Saved data entries:
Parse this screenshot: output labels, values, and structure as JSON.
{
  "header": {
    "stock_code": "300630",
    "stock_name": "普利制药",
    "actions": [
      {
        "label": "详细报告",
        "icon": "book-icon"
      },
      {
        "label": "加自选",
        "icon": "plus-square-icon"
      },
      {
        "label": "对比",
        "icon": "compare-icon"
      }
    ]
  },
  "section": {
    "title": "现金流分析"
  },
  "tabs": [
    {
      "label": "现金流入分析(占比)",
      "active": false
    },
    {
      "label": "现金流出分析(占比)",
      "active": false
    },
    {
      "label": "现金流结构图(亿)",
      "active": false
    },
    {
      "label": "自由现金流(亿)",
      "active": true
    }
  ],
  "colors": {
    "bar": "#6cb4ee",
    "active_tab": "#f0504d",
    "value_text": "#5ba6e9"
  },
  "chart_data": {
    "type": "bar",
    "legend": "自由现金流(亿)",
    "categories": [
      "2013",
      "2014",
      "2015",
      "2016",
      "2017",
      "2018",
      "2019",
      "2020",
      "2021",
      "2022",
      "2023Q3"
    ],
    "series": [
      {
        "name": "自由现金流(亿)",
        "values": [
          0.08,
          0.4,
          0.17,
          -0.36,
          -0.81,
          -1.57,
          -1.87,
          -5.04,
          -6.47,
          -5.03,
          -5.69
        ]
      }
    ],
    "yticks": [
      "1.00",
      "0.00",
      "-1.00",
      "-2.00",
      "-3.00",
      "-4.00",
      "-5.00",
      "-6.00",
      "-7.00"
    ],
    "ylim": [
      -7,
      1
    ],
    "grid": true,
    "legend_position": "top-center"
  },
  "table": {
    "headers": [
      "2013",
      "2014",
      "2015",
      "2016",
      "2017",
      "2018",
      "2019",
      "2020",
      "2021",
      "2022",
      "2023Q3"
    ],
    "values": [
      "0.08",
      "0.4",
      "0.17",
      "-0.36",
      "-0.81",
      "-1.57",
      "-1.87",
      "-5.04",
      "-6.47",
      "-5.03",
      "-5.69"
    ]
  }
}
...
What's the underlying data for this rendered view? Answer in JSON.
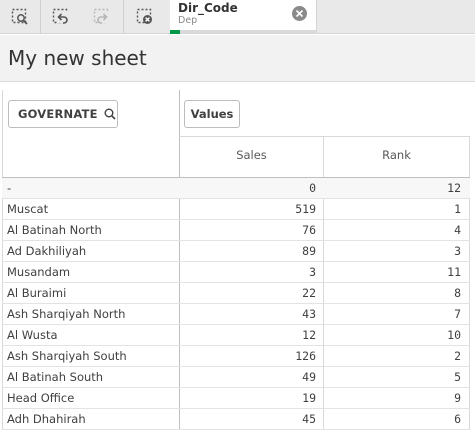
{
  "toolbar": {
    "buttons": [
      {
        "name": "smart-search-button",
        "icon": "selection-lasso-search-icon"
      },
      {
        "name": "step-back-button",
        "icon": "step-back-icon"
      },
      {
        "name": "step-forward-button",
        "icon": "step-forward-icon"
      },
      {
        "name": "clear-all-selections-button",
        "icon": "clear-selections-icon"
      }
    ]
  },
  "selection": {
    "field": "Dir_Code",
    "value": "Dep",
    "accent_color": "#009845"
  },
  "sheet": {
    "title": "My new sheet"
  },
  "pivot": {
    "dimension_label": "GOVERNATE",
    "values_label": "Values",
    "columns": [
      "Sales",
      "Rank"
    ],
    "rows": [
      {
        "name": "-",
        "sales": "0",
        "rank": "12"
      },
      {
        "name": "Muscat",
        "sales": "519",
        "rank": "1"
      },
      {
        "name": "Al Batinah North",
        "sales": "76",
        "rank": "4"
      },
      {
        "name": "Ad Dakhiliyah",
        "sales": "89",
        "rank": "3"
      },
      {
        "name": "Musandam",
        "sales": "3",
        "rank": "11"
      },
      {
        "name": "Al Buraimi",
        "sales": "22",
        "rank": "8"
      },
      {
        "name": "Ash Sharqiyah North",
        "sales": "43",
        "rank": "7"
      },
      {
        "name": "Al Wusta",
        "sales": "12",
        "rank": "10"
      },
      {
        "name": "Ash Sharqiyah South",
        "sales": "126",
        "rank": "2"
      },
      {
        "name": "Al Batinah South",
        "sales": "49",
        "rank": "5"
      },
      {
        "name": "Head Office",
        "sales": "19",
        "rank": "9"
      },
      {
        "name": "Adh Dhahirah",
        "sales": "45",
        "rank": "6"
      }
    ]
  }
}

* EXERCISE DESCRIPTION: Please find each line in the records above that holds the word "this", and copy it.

* OUTPUT:
Parse this screenshot: output labels, values, and structure as JSON.
What's the underlying data for this rendered view? Answer in JSON.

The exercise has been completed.